OCR Text

Scientists At ‘IT Catch, Measure Ti<br><br>Scientists at the University h&se come pretty close to catching nothing in a bottle and measuring it.<br><br>They did it by launching rocket-propelled bottles in the upper atmosphere in an investigation of space for the U. S. Army Signal Corps. The bottles didn’t orbit.<br><br>In space they opened and quickly shut. Then they returned to earth full—or empty —of substances collected 60 miles up.<br><br>The scientists, headed by Research Engineer Leslie M. Jones, found their yield to be very little—almost nothing.<br><br>When a bottle full of upper atmosphere was recovered at sea level, its contents amounted to a one-hundredth part of a half-inch cube of air, Jones said.

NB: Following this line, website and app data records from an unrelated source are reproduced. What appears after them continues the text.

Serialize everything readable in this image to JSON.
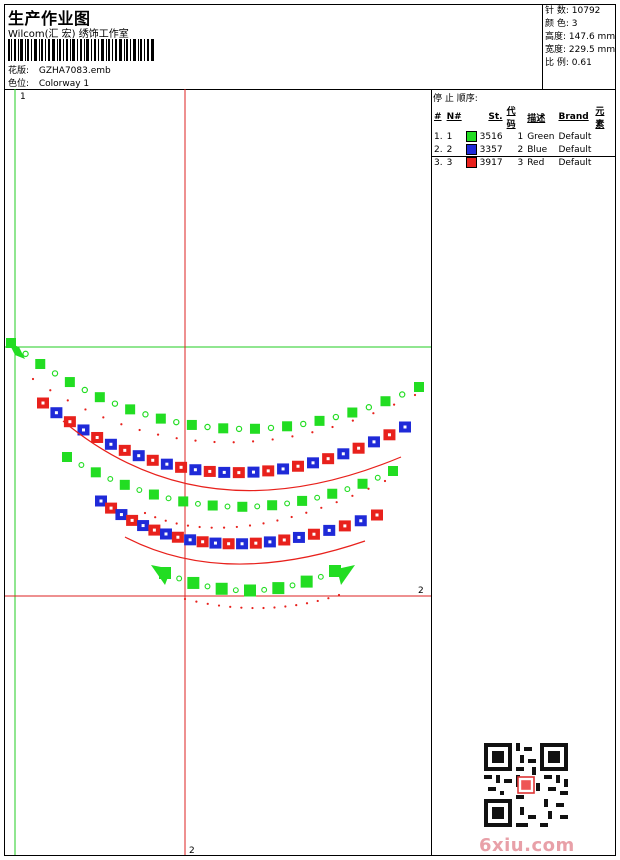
{
  "header": {
    "title": "生产作业图",
    "company": "Wilcom(汇 宏) 绣饰工作室",
    "design": {
      "label": "花版:",
      "value": "GZHA7083.emb"
    },
    "colorway": {
      "label": "色位:",
      "value": "Colorway 1"
    }
  },
  "stats": [
    {
      "label": "针 数:",
      "value": "10792"
    },
    {
      "label": "颜 色:",
      "value": "3"
    },
    {
      "label": "高度:",
      "value": "147.6 mm"
    },
    {
      "label": "宽度:",
      "value": "229.5 mm"
    },
    {
      "label": "比 例:",
      "value": "0.61"
    }
  ],
  "stop_sequence": {
    "heading": "停 止 顺序:",
    "columns": [
      "#",
      "N#",
      "St.",
      "代码",
      "描述",
      "Brand",
      "元素"
    ],
    "rows": [
      {
        "num": "1.",
        "n": "1",
        "color": "#22dd22",
        "code": "3516",
        "st": "1",
        "desc": "Green",
        "brand": "Default"
      },
      {
        "num": "2.",
        "n": "2",
        "color": "#1f2ad8",
        "code": "3357",
        "st": "2",
        "desc": "Blue",
        "brand": "Default"
      },
      {
        "num": "3.",
        "n": "3",
        "color": "#e8211c",
        "code": "3917",
        "st": "3",
        "desc": "Red",
        "brand": "Default"
      }
    ]
  },
  "axes": {
    "v_green": "1",
    "h_red": "2",
    "v_red": "2"
  },
  "colors": {
    "green": "#22dd22",
    "blue": "#1f2ad8",
    "red": "#e8211c",
    "axis_green": "#22cc22",
    "axis_red": "#dd2222"
  },
  "watermark": {
    "site": "6xiu.com"
  }
}
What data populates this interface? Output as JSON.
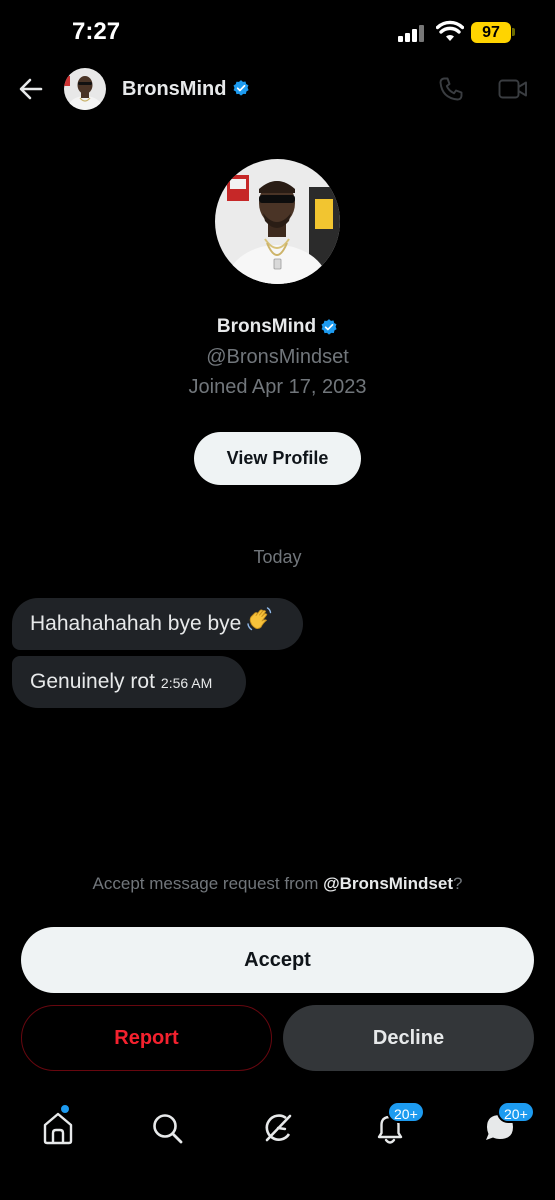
{
  "status_bar": {
    "time": "7:27",
    "battery": "97"
  },
  "header": {
    "display_name": "BronsMind"
  },
  "profile": {
    "display_name": "BronsMind",
    "handle": "@BronsMindset",
    "joined": "Joined Apr 17, 2023",
    "view_profile_label": "View Profile"
  },
  "conversation": {
    "day_label": "Today",
    "messages": [
      {
        "text": "Hahahahahah bye bye",
        "emoji": "waving-hand"
      },
      {
        "text": "Genuinely rot",
        "time": "2:56 AM"
      }
    ]
  },
  "request": {
    "prompt_prefix": "Accept message request from ",
    "prompt_handle": "@BronsMindset",
    "prompt_suffix": "?",
    "accept_label": "Accept",
    "report_label": "Report",
    "decline_label": "Decline"
  },
  "bottom_nav": {
    "items": [
      "home-icon",
      "search-icon",
      "grok-icon",
      "notifications-icon",
      "messages-icon"
    ],
    "notifications_badge": "20+",
    "messages_badge": "20+"
  },
  "colors": {
    "accent": "#1d9bf0",
    "background": "#000000",
    "bubble": "#202327",
    "danger": "#f4212e",
    "battery": "#ffd400"
  }
}
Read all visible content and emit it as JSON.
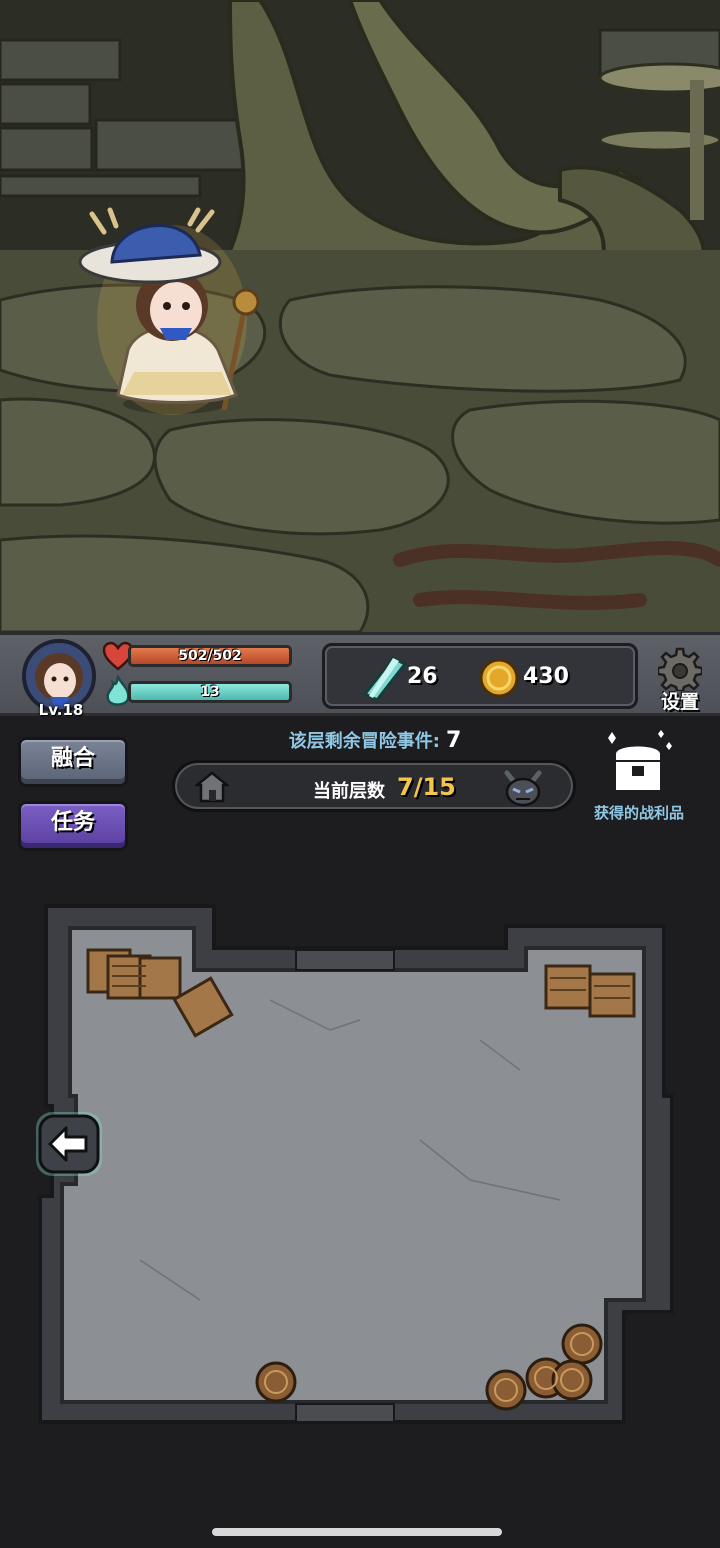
{
  "hud": {
    "level": "Lv.18",
    "hp": {
      "text": "502/502",
      "current": 502,
      "max": 502
    },
    "mana": {
      "text": "13",
      "fill_fraction": 1.0
    },
    "crystals": "26",
    "coins": "430",
    "settings_label": "设置"
  },
  "panel": {
    "fuse_label": "融合",
    "task_label": "任务",
    "events_label": "该层剩余冒险事件:",
    "events_count": "7",
    "floor_label": "当前层数",
    "floor_value": "7/15",
    "loot_label": "获得的战利品"
  },
  "icons": {
    "heart": "heart-icon",
    "mana": "soul-flame-icon",
    "crystal": "crystal-icon",
    "coin": "coin-icon",
    "settings": "gear-icon",
    "floor_start": "house-icon",
    "floor_end": "demon-icon",
    "loot": "treasure-chest-icon",
    "back": "left-arrow-icon"
  },
  "colors": {
    "hp": "#d3613a",
    "mana": "#72d4c8",
    "floor_value": "#f2c64a",
    "info_text": "#8fc7e4",
    "fuse_button": "#6b7386",
    "task_button": "#6a4fb4"
  }
}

He explained the heavier pressure at sea level compressed the catch practically^ to nothingness.<br><br>Jones said neon and helium bases were found in minute amounts in the upper atmosphere.<br><br>He made a report on his work this week in Moscow as a member of the U. S. National Committee of the International Geophysical Year.